Janelle Monae is a full-fledged force. Though she has yet to garner true mainstream success, she has accomplished so much more than her sales and radioplay might lead one to believe.
Her first two albums have garnered nothing but praise from critics, and so have her EPs. She starred in two Oscar-nominated movies in 2016 (“Hidden Figures” and “Moonlight”). And she has created her own imprint label called Wondaland Records which has a deal with Epic Records, a subsidiary of Sony Music.
Through all of this, Monae has been working her way towards her new album “Dirty Computer.” She has said the concept behind the album came before she released her last studio album, but she felt her fans would want her to continue the path the first album had forged. Now, she feels like it is time to be boldly herself.
“Dirty Computer” is an expansive work tackling self-identity, black empowerment and the political state of the country. The album has an accompanying movie that Janelle Monae calls an “Emotion Picture.” The movie takes place in a dystopian future where people are cleansed of their originality.
The term “dirty computer” is a metaphor Monae uses for minority cultures that are relegated to being defined as other.

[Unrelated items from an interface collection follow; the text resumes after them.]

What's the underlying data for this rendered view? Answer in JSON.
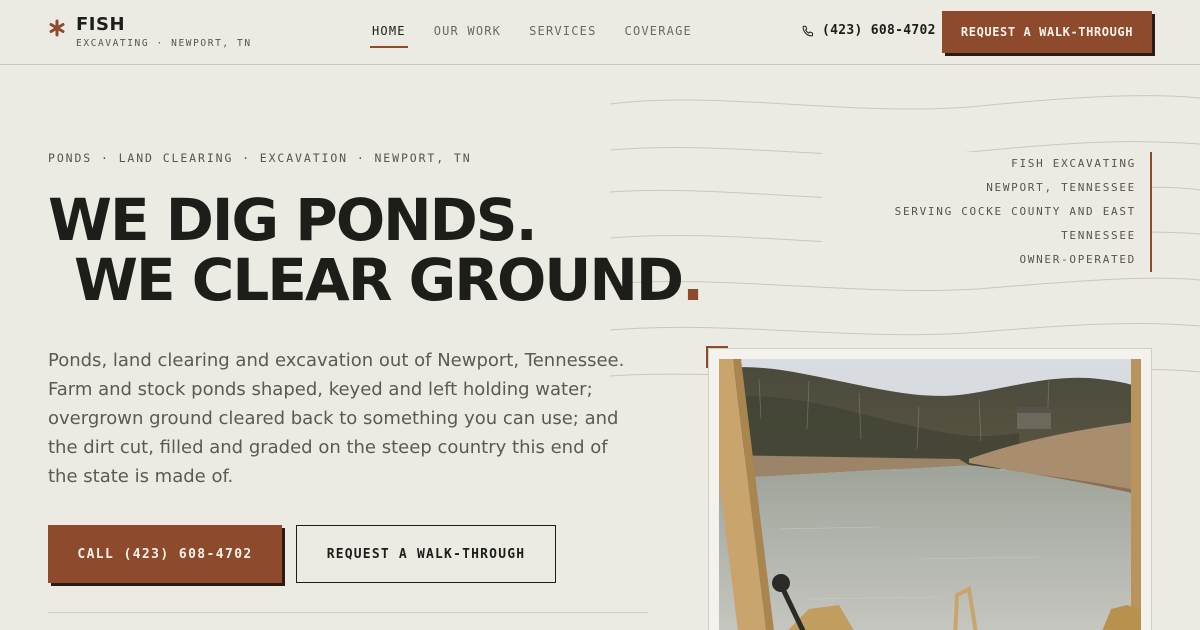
{
  "brand": {
    "name": "FISH",
    "tagline": "EXCAVATING · NEWPORT, TN",
    "accent_color": "#8e4a2c",
    "mark_icon": "asterisk-icon"
  },
  "nav": {
    "items": [
      {
        "label": "HOME",
        "active": true
      },
      {
        "label": "OUR WORK",
        "active": false
      },
      {
        "label": "SERVICES",
        "active": false
      },
      {
        "label": "COVERAGE",
        "active": false
      }
    ]
  },
  "header": {
    "phone": "(423) 608-4702",
    "phone_icon": "phone-icon",
    "cta_label": "REQUEST A WALK-THROUGH"
  },
  "hero": {
    "kicker": "PONDS · LAND CLEARING · EXCAVATION · NEWPORT, TN",
    "headline_line1": "WE DIG PONDS.",
    "headline_line2": "WE CLEAR GROUND",
    "headline_dot": ".",
    "intro": "Ponds, land clearing and excavation out of Newport, Tennessee. Farm and stock ponds shaped, keyed and left holding water; overgrown ground cleared back to something you can use; and the dirt cut, filled and graded on the steep country this end of the state is made of.",
    "call_button": "CALL (423) 608-4702",
    "request_button": "REQUEST A WALK-THROUGH"
  },
  "info": {
    "lines": [
      "FISH EXCAVATING",
      "NEWPORT, TENNESSEE",
      "SERVING COCKE COUNTY AND EAST TENNESSEE",
      "OWNER-OPERATED"
    ]
  }
}
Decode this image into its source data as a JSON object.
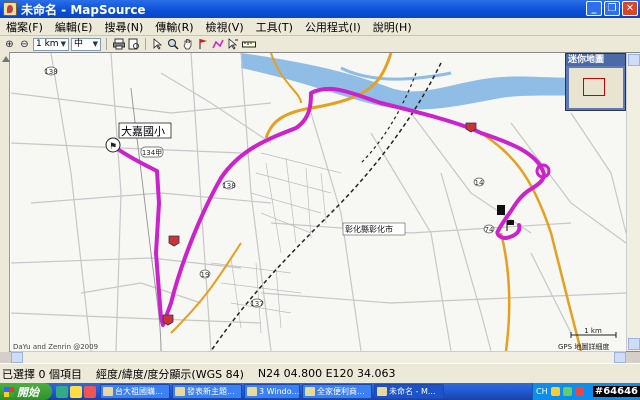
{
  "window": {
    "title": "未命名 - MapSource",
    "min_glyph": "_",
    "max_glyph": "❐",
    "close_glyph": "✕"
  },
  "menu": [
    "檔案(F)",
    "編輯(E)",
    "搜尋(N)",
    "傳輸(R)",
    "檢視(V)",
    "工具(T)",
    "公用程式(I)",
    "說明(H)"
  ],
  "toolbar": {
    "zoom_in": "⊕",
    "zoom_out": "⊖",
    "scale_value": "1 km",
    "detail_value": "中"
  },
  "map": {
    "labels": {
      "school": "大嘉國小",
      "city": "彰化縣彰化市",
      "route_134": "134甲",
      "route_138": "138",
      "route_19": "19",
      "route_137": "137",
      "route_74": "74",
      "route_1": "1",
      "route_14": "14",
      "copyright": "DaYu and Zenrin @2009",
      "scale": "1 km",
      "datum": "GPS 地圖詳細度"
    },
    "minimap_title": "迷你地圖"
  },
  "status": {
    "selected": "已選擇 0 個項目",
    "format": "經度/緯度/度分顯示(WGS 84)",
    "coords": "N24 04.800 E120 34.063"
  },
  "taskbar": {
    "start_label": "開始",
    "tasks": [
      "台大祖國購...",
      "發表新主題...",
      "3 Windo...",
      "全家便利商...",
      "未命名 - M..."
    ],
    "tray_lang": "CH",
    "clock": "#64646"
  },
  "colors": {
    "route": "#cc22cc",
    "highway": "#e6a020",
    "river": "#6aa6d8"
  }
}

Over the course of the album Monae claims power in the flaws of the system that make her other.
The title track, “Dirty Computer,” leads the album as a smooth introduction, featuring the harmonic work of Beach Boys legend Brian Wilson. While it has the potential to come off as hokey, it feels so sincere. The song transports you to Monae’s headspace and dreamily fades out.
Along with the work of Brian Wilson, there are also features from Pharrell, Zoe Kravitz, Grimes, writing from Julia Michaels and a speech from Stevie Wonder. It is obvious that people within the industry respect and admire Monae.
While all of these artists have distinct touches that often overshadow the voice of those they work with, Janelle Monae never cedes the spotlight. Monae has co-writing credit on all of the tracks, save for the interludes. It is obvious that the album is truly her vision.
Her distinct combination of R&B, pop and soul is sexy, playful and unique. There are traces of the mentorship she received from the late Prince. She carries on his legacy, without ever claiming to represent the next generation of his music.
“Crazy, Classic, Life” is one of the catchiest tracks on the album that really sets up the arc of the albums story. The production is so tight and detailed, but manages to seamlessly change moods multiple times.